Funnily enough, the only character who’s mostly like her original self is the franchise’s flagship heroine and Xenoglossia protagonist, Amami Haruka. Her personality remains optimistic and hard-working, though tinged here with a bit of self-doubt as to what she’s capable of. But when she’s surrounded by an endless parade of bizarre doppelgangers, something always feels a little off. If one can ignore that to a degree, the show gets more enjoyable.
In terms of Haruka or any other character’s portrayal as giant robot pilots, they’re never upstaged by any male characters swooping in to save the day; in fact, there aren’t any male pilots at all. Different characters struggle with different aspects of being Idolmasters, and much of the plot is built around striving to overcome those challenges. There’s also a great deal more nudity and sexual behavior (including possibly incest?!) than would be expected of something based on The iDOLM@STER—which might be a dealbreaker for those who strongly believe in the whole “idol purity” concept, but still feels kind of odd for even those of us who don’t.
The relationship between the Idolmasters and their iDOLS also arguably runs counter to “idol purity” because the way they talk about the robots makes them seem on some level like giant mechanical boyfriends—especially the main iDOL, Imber. The robots are shown to be sentient on some level, and the way some characters work to become worthy of and accepted by the mecha while others treat them like companions comes across more like romantic fiction at times. The entire setup of Xenoglossia is conducive to this, showing itself to be the kind of anime where the requisite to becoming Idolmasters has angst-filled drama baked in.
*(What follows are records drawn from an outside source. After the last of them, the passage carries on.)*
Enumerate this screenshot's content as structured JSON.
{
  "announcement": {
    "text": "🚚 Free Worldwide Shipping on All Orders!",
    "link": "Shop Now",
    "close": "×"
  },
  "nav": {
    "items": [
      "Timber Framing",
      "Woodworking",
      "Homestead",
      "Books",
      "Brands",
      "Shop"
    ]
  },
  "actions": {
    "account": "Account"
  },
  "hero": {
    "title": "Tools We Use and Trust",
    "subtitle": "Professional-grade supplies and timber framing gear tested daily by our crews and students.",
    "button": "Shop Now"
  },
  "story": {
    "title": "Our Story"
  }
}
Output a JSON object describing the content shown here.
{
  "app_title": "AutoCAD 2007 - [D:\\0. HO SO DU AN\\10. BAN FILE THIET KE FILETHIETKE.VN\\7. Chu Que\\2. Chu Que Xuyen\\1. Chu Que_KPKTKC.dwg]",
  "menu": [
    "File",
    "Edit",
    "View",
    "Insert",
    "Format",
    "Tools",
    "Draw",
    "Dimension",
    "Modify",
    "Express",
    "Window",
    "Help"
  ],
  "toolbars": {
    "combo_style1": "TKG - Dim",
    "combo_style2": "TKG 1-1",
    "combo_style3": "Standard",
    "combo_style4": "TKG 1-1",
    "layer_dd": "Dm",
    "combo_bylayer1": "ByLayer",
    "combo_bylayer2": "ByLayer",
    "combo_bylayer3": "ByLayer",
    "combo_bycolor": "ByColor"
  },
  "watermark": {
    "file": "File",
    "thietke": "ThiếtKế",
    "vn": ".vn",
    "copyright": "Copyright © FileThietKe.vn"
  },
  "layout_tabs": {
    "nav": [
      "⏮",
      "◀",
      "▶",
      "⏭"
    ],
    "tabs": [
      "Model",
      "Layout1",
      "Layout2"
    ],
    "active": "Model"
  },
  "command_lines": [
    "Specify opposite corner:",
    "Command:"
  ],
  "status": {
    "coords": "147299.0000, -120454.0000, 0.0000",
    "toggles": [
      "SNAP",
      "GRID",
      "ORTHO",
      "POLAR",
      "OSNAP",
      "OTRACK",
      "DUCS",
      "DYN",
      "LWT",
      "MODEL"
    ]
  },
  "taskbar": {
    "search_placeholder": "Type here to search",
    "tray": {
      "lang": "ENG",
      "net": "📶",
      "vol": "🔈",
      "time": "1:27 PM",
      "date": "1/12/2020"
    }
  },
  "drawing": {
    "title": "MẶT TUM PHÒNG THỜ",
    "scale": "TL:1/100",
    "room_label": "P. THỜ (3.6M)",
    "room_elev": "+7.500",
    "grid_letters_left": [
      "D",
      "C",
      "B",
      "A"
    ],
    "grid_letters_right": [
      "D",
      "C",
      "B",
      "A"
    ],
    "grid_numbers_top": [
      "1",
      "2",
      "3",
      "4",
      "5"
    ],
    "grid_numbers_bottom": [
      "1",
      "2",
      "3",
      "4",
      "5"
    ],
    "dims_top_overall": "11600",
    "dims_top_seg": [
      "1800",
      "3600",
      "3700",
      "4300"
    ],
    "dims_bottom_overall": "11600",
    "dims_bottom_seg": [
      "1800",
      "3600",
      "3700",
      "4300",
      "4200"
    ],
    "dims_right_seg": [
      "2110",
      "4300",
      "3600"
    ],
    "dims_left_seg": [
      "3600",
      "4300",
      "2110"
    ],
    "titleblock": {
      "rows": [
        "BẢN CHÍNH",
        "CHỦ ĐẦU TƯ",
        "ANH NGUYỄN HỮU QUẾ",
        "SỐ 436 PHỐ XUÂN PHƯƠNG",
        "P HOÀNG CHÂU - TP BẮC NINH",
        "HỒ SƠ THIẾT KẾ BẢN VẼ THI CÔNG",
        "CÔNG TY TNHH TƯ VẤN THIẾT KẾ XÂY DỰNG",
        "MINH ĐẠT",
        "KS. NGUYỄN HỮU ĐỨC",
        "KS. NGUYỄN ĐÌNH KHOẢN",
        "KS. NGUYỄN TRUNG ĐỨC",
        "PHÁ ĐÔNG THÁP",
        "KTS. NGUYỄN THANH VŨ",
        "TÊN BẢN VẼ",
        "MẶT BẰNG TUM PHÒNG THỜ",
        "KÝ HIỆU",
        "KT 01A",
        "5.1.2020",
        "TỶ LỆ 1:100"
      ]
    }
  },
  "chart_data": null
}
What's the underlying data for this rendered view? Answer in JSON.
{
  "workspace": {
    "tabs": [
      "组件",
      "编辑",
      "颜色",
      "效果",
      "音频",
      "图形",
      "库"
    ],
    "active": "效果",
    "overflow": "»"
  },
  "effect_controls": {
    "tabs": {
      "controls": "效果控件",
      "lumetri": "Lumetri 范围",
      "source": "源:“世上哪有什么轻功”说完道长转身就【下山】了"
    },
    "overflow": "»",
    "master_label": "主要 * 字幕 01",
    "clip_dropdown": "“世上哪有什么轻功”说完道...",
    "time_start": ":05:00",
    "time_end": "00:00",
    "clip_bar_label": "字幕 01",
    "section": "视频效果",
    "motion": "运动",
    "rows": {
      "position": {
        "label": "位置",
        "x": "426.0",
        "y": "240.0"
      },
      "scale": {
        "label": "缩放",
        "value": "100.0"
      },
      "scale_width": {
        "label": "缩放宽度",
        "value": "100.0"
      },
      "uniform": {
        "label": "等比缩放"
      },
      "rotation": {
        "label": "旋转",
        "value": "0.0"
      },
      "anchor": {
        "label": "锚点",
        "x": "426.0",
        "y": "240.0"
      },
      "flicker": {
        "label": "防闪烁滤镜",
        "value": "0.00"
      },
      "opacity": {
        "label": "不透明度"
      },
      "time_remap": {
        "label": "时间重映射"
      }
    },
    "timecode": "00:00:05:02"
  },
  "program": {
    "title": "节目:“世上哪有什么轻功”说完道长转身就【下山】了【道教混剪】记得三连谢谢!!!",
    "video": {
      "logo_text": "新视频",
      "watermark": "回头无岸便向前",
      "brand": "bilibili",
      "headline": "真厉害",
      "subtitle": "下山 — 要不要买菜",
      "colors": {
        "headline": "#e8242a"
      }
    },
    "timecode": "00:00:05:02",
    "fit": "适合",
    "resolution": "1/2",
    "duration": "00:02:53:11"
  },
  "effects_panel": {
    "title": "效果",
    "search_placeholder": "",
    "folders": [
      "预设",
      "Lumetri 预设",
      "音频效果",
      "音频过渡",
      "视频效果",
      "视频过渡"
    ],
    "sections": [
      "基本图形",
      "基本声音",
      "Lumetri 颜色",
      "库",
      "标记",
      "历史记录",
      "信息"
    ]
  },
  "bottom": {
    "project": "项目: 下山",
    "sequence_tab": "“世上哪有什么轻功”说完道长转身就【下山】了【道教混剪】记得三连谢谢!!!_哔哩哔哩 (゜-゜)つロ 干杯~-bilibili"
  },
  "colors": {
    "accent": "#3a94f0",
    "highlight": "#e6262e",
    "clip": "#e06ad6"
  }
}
Idolmaster Xenoglossia we got could never be made today. It came out at a time when The iDOLM@STER was a much smaller deal, as evidenced by the fact that the girls are all based on their designs from the first game rather than the revised versions from The iDOLM@STER 2 that have since been codified. This early on, Xenoglossia followed in the fine (?) tradition of titles like Lunar Legend Tsukihime, where it was assumed that a fledgling idol manager franchise needed a boost in star power and storytelling from the anime industry. Now, the shoe’s on the other foot, and if they were to attempt this again, it’d be all but inevitable that the characters would adhere much more closely to their original selves. It’s a historical curiosity, indeed.